REQUIREMENT: Below are the entries. Set down exactly the line containing "Decode this image" and each line after it.

GIVEN DATA:
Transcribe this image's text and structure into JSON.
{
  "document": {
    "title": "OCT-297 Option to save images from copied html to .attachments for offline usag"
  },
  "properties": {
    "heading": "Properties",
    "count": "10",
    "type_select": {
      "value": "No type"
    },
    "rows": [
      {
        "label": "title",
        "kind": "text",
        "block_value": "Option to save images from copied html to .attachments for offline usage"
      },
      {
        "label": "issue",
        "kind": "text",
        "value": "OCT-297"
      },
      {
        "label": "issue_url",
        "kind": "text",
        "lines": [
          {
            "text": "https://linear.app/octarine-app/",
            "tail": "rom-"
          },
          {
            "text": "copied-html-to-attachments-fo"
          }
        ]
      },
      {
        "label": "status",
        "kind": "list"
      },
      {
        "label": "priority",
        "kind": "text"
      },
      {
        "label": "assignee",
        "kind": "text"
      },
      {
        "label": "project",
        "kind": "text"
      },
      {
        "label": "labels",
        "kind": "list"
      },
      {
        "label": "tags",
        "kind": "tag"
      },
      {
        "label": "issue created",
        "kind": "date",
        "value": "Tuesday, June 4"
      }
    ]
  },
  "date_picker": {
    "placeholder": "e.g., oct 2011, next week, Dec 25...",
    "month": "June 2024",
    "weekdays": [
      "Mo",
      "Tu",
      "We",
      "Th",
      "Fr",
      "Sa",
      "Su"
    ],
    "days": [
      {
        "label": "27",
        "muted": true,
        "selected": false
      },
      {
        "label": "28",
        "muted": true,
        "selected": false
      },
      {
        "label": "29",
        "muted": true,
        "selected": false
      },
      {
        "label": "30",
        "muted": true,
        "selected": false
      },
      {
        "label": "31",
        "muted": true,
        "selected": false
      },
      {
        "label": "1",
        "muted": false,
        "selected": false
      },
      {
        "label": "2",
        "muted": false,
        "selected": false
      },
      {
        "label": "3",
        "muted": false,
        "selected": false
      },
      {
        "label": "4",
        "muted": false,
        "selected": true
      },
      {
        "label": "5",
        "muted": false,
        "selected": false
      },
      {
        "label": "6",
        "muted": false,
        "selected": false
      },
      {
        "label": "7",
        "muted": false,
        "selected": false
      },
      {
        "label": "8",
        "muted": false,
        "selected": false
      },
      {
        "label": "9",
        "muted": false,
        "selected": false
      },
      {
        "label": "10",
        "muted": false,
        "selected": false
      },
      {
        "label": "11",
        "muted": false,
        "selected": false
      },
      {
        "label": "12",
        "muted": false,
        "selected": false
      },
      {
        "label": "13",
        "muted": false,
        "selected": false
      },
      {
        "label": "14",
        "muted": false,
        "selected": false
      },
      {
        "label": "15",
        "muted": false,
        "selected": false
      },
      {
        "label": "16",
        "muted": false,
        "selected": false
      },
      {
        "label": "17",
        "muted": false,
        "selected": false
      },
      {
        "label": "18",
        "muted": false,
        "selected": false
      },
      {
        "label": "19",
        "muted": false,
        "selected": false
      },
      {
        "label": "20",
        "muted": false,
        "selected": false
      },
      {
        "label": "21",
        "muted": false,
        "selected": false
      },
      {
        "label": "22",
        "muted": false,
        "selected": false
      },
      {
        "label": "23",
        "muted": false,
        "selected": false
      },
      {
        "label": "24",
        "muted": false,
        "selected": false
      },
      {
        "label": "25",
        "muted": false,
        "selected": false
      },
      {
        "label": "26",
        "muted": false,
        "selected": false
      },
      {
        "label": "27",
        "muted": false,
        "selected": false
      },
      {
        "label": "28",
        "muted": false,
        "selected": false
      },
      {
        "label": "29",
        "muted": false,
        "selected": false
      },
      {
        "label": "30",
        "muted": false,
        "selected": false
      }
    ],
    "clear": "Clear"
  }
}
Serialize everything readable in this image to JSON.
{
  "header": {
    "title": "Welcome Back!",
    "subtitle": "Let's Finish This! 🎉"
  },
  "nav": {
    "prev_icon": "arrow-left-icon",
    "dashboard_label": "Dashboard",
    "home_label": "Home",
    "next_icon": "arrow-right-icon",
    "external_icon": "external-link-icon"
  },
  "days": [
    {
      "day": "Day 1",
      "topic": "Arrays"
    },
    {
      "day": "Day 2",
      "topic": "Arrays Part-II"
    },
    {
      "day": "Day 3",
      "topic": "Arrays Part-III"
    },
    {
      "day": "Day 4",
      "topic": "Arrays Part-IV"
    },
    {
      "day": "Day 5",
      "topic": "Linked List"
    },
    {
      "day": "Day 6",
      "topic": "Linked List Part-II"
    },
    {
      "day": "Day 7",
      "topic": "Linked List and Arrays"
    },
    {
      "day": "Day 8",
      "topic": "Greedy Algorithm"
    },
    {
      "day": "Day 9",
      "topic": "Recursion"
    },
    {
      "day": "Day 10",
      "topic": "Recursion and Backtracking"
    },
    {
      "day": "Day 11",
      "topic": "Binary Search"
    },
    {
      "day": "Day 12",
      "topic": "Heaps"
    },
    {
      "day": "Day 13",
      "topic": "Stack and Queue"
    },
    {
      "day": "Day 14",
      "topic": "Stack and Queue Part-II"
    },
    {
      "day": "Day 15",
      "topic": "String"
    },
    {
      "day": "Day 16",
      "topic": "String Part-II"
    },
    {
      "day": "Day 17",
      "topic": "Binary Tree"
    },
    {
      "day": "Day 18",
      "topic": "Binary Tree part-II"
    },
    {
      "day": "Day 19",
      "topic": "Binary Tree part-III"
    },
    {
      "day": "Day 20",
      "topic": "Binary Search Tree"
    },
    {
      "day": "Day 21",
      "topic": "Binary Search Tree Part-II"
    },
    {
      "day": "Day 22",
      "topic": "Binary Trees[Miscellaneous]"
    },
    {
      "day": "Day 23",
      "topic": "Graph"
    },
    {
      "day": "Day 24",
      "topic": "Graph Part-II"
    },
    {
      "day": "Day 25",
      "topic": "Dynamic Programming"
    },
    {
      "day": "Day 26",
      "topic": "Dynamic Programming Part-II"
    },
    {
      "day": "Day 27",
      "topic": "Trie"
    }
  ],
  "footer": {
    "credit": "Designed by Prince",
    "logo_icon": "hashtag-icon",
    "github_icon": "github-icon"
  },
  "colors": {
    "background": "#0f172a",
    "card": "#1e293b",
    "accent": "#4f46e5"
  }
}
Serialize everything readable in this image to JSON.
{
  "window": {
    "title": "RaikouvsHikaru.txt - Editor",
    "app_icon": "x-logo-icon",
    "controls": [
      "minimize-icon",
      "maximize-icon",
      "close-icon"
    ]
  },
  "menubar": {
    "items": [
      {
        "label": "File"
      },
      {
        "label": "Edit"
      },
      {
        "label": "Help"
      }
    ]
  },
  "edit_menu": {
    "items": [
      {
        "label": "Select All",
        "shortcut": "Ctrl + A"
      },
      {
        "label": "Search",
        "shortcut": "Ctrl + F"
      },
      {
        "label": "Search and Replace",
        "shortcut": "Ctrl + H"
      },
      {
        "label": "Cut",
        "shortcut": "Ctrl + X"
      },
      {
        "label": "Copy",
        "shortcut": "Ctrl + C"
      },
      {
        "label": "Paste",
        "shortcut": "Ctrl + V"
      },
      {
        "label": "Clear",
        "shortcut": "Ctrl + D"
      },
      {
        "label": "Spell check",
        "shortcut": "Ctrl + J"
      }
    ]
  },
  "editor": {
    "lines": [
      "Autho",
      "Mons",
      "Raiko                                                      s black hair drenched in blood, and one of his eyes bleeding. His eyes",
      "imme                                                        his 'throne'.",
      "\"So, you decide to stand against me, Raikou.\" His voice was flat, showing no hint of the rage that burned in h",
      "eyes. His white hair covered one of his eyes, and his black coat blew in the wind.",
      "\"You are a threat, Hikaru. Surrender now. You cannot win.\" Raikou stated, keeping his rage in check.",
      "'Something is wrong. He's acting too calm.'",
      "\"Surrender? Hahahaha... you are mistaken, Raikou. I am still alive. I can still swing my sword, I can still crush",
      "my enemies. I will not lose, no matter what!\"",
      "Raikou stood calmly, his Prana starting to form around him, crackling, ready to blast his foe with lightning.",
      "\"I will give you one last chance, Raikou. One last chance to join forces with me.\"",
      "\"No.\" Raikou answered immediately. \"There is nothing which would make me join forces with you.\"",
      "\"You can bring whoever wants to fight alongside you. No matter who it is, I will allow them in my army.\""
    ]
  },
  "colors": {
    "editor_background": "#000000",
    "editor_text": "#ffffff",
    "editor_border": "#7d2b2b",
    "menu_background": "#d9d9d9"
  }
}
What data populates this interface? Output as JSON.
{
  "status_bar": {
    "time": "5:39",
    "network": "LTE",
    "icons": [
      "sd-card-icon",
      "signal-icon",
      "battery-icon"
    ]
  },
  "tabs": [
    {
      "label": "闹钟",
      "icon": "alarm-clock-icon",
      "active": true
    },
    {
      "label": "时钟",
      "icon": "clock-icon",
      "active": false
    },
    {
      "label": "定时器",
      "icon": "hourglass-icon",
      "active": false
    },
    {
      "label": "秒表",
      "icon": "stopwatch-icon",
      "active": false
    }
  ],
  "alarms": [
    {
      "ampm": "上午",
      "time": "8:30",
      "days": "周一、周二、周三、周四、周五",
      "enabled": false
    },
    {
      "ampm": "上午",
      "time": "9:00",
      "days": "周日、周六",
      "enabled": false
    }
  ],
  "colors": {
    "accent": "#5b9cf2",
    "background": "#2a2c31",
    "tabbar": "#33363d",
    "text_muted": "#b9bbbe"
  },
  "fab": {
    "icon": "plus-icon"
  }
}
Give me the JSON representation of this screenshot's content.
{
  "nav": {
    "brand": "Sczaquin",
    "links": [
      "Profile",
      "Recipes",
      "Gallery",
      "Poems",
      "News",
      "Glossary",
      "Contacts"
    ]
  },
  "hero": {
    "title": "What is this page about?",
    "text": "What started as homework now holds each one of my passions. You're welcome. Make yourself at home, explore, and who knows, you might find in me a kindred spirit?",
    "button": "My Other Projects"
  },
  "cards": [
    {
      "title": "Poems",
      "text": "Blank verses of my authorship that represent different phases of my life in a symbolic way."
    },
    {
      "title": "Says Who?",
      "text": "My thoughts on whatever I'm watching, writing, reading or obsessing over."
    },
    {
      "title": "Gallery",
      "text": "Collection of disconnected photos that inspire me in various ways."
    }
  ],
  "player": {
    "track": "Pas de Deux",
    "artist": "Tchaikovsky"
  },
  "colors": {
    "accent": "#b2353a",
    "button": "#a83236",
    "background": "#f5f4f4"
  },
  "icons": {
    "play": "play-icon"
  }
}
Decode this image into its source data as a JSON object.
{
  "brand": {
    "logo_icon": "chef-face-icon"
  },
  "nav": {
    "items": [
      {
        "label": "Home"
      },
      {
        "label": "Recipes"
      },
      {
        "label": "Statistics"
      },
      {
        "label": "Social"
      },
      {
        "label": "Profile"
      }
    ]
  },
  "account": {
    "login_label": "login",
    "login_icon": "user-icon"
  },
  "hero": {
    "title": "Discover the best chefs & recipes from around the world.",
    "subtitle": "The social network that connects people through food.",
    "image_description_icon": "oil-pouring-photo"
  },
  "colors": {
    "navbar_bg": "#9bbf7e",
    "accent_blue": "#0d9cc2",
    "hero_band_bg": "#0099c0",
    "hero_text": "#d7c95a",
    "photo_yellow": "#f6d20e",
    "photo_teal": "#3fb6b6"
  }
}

EXERCISE ANSWER:
Decode this image into its source data as a JSON object.
{
  "brand": {
    "logo_icon": "chef-face-icon"
  },
  "nav": {
    "items": [
      {
        "label": "Home"
      },
      {
        "label": "Recipes"
      },
      {
        "label": "Statistics"
      },
      {
        "label": "Social"
      },
      {
        "label": "Profile"
      }
    ]
  },
  "account": {
    "login_label": "login",
    "login_icon": "user-icon"
  },
  "hero": {
    "title": "Discover the best chefs & recipes from around the world.",
    "subtitle": "The social network that connects people through food.",
    "image_description_icon": "oil-pouring-photo"
  },
  "colors": {
    "navbar_bg": "#9bbf7e",
    "accent_blue": "#0d9cc2",
    "hero_band_bg": "#0099c0",
    "hero_text": "#d7c95a",
    "photo_yellow": "#f6d20e",
    "photo_teal": "#3fb6b6"
  }
}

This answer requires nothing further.